May 08, 2021
Happy Nurses Week : May 6 – May 12
December 14, 2020 marked a historical medical breakthrough. On this day at 9:23 a.m., Sandra Lindsay, a critical nurse from Northwell Long Island Jewish Medical Center received the 1st dose of Pfizer’s coronavirus vaccine. Other states are expected to follow suit starting with the immunization of frontline workers, residents and staff at long term care facilities, and other high-risk population around the country.
There are existing debates and controversies about these vaccinations for so many different reasons. However, providing the public with adequate information is necessary so that they can arrive at an informed decision. Having the basic knowledge such as how the vaccine works, its side effects, known risks and rewards empower people especially during this difficult time. Ignorance takes away our right to make responsible decisions concerning our own health.
How the Vaccine Works
While the standard vaccines we have inject weakened or inactivated germs into our bodies, there is no live virus in this vaccine. This means that recipients cannot get infected by coronavirus.
The vaccine was created using a type of molecule called messenger RNA. It uses a different approach which has yet to be approved by the FDA. So, how is it different? Messenger RNA holds the code that teaches our cells to create a protein that triggers an immune response. This particular protein is known as the “spike” protein, which is similarly found on the surface of the COVID-19 virus. The body then detects the spike protein piece as foreign and our cells start building an immune response by creating antibodies against them. Once we get exposed and infected by the coronavirus, the antibodies will already be present and ready to provide the protection we need.
It took “months” to create this vaccine, which is a short amount of time considering the process of vaccine development that often lasts 10-15 years. However, researchers have been studying and developing mRNA technology for decades. The use of mRNA vaccine has been previously considered for flu, Zika, rabies and cytomegalovirus (CMV) vaccines and has also been considered in cancer research. Since this technology can be developed in a laboratory using readily available materials, vaccine development is faster than the traditional method.
The vaccine is not FDA approved but has been allowed distribution through an Emergency Use Authorization. To date, 2 manufacturers namely Pfizer and Moderna have been awarded the EUA.
How effective is this vaccine?
Clinical trials show that the vaccine’s efficacy is limited for a couple of months.

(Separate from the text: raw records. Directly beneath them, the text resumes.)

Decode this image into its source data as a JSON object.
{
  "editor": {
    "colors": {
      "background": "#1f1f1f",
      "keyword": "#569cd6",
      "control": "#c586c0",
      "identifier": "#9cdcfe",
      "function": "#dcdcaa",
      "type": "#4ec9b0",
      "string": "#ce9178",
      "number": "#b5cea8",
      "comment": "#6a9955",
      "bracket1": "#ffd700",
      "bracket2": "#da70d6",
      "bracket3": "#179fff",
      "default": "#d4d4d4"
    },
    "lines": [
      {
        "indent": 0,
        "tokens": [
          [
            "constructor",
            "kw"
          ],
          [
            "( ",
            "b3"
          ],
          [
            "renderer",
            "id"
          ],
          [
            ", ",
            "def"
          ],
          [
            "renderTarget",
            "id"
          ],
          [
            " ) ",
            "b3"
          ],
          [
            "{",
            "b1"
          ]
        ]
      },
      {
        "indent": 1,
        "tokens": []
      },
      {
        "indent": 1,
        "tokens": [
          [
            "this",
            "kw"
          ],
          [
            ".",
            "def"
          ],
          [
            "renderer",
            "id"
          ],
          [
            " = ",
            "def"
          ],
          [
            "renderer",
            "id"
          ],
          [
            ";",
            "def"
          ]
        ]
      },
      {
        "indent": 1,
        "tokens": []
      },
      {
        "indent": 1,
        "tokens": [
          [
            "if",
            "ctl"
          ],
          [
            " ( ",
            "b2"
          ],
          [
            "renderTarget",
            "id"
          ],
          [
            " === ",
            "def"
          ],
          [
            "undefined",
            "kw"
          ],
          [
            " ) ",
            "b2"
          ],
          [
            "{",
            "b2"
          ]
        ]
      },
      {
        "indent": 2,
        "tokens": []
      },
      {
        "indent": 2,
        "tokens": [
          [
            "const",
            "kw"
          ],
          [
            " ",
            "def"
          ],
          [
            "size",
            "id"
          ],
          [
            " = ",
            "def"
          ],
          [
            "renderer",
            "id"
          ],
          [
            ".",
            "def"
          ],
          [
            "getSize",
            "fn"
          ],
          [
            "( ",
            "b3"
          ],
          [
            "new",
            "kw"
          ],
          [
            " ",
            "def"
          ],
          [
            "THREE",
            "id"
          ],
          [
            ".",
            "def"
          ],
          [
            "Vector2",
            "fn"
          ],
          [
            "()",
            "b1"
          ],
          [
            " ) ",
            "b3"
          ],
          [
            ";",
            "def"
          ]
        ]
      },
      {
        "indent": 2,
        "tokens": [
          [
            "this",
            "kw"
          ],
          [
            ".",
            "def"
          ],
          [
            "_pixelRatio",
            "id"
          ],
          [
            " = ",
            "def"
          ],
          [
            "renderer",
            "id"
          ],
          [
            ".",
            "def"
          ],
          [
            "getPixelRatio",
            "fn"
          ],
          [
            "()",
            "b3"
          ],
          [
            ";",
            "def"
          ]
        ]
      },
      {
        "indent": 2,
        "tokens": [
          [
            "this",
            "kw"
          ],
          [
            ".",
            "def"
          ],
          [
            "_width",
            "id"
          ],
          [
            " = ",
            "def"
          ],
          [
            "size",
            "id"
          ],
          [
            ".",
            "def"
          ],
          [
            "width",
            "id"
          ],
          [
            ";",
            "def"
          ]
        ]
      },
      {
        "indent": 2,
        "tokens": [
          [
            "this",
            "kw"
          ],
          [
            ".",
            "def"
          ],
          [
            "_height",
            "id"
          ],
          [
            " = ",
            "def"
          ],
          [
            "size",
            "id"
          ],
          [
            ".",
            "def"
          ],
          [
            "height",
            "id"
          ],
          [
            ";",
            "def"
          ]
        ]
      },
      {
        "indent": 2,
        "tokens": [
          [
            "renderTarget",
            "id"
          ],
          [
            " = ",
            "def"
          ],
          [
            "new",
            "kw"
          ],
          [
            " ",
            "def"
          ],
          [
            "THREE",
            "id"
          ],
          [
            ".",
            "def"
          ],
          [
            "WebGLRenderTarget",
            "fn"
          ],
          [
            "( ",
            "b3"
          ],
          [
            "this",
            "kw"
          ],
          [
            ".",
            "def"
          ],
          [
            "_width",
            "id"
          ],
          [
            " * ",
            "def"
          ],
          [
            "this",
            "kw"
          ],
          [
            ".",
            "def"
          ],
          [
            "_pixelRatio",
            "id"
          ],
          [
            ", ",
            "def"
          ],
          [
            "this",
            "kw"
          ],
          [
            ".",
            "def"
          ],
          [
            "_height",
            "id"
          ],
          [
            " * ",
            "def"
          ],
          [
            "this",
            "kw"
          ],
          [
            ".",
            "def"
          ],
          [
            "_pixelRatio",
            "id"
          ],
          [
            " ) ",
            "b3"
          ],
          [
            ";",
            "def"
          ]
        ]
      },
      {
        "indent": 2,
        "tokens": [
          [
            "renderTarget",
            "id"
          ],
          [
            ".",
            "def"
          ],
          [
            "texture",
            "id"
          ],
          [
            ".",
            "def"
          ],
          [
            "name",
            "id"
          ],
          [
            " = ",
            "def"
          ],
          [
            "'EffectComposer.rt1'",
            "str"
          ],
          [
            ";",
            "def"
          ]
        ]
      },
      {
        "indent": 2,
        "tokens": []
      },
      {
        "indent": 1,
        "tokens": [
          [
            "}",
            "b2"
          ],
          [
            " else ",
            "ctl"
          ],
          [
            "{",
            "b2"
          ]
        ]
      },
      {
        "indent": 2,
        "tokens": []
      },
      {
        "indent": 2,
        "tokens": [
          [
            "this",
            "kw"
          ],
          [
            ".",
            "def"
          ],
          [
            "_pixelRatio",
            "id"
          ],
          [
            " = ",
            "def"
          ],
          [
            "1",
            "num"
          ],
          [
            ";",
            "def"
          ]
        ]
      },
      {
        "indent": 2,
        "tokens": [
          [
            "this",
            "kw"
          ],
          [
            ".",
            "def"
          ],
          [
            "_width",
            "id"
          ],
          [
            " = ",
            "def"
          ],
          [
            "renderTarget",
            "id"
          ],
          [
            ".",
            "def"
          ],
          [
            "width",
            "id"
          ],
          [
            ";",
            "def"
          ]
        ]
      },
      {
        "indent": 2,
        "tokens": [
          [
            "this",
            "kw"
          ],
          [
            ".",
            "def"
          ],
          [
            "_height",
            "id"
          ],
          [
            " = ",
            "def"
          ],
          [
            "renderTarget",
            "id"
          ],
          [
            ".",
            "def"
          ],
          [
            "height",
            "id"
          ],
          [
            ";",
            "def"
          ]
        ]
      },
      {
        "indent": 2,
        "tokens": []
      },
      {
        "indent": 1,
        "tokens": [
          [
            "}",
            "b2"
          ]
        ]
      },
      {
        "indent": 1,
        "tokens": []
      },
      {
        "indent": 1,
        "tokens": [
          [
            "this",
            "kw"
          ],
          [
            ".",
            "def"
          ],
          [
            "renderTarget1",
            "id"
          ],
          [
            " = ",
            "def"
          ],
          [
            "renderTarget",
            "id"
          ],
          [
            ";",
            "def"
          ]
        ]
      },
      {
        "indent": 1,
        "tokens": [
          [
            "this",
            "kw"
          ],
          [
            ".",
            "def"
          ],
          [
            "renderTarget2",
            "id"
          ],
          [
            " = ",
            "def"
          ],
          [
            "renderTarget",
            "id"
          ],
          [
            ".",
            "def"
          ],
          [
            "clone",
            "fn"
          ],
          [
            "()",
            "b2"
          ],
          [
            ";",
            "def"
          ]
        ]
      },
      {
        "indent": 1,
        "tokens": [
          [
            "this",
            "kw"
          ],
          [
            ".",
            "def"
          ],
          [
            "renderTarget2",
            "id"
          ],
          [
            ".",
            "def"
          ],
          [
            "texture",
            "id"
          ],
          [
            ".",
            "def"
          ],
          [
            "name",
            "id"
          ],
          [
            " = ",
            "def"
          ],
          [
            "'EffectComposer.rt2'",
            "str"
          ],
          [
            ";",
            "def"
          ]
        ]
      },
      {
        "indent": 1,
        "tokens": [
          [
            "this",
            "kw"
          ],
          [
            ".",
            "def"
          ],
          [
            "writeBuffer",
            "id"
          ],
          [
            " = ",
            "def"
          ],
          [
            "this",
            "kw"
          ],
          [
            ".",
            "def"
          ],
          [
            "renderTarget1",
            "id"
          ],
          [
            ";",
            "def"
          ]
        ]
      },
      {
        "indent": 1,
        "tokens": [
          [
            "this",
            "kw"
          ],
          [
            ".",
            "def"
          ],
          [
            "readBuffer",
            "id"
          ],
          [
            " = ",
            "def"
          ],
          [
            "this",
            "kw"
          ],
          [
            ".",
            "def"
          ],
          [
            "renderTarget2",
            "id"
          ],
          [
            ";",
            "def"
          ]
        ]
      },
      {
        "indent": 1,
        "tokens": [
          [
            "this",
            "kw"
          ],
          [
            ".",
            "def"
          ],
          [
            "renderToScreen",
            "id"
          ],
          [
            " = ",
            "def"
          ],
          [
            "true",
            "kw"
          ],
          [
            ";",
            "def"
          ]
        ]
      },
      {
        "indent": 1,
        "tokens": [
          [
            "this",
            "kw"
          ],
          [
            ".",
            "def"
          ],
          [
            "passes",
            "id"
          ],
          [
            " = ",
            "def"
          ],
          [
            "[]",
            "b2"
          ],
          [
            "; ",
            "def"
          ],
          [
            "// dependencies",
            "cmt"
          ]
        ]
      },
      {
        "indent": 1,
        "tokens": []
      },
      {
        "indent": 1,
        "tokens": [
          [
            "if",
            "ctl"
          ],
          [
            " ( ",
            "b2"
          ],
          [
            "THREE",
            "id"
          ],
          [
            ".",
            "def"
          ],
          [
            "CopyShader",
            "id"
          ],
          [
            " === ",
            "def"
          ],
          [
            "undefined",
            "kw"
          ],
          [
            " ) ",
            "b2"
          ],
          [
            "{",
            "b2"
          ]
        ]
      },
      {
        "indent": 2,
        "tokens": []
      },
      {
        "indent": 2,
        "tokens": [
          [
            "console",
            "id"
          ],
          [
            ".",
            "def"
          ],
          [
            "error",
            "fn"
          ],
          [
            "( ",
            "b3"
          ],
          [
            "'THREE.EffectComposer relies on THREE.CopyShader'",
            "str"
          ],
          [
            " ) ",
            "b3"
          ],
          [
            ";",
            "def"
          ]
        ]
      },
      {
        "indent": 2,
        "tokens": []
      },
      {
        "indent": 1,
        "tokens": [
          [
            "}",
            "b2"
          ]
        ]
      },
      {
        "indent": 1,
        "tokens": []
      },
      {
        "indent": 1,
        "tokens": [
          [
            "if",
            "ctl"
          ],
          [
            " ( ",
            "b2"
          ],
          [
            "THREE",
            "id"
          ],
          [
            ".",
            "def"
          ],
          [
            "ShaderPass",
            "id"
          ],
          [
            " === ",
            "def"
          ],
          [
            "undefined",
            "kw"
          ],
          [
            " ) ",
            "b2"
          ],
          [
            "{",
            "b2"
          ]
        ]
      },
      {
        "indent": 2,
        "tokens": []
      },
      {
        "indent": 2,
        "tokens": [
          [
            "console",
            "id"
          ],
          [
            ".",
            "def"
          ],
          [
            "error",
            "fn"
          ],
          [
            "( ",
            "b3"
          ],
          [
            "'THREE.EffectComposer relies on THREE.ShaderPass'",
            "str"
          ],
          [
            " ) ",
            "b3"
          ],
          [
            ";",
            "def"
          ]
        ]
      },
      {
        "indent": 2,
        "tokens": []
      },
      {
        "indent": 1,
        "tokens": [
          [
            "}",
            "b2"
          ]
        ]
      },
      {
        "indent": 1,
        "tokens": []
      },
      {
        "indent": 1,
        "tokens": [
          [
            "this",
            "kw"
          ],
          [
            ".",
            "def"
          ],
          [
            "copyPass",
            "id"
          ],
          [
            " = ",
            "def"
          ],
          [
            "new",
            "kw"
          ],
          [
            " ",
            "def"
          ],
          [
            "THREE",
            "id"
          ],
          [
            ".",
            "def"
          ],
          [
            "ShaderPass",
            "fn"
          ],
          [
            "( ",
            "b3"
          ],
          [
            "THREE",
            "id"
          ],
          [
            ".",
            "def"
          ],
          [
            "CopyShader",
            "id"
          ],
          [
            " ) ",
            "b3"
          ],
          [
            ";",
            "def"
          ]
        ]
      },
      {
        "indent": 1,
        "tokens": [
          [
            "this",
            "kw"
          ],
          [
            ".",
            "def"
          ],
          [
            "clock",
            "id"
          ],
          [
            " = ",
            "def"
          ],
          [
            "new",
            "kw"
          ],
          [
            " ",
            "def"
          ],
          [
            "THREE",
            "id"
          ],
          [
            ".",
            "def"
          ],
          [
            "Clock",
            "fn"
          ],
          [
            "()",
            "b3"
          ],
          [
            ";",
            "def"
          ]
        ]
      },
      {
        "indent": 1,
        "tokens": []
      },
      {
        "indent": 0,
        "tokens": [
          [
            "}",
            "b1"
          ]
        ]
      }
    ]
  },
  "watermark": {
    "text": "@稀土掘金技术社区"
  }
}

The vaccine was only shown to protect 50% of the participants after the first dose but was 95% effective after the second dose since the latter stimulates an even greater immune response than the first dose. In order to receive the full benefits of the vaccine, it is mandatory to receive the required doses. Depending on the brand of vaccine you received, the 2nd dose is given at 21 or 28 days after the initial dose, for Pfizer and Moderna vaccines, respectively.
What’s your Final Answer?
Statistics show that the U.S. leads the world with over 16 million cases and close to 300,000 deaths. As winter and flu season start, we can expect the situation to get worse if we do not come up with a viable solution soon. The vaccine is highly recommended for frontline workers, the elderly population, and those who have comorbidities putting them at high risk. It is not mandatory to get the vaccine but rather an option to consider by every individual. Being proactive in gathering as much information is critical as it will aid us in determining whether the vaccine is for us or not. Here are a few important questions to consider in your decision-making process:
Frontline workers and other healthcare providers around the world will be the first to avail of the vaccine. According to a study recently published in the International Journal of Infectious Diseases, over 300,000 workers have been infected from 37 countries with more than 2,500 deaths since August 2020. Among the 37 countries surveyed, the United States has the highest number of coronavirus infection. As infection and hospitalization rates rise, the country cannot afford to have its health workforce depleted.
We have been engaging in this war long enough. With all the casualties that the whole world has lost, this is our chance to fight back. This medical breakthrough signals the culmination of the “new normal” giving way to a renewed hope for a better life ahead of us.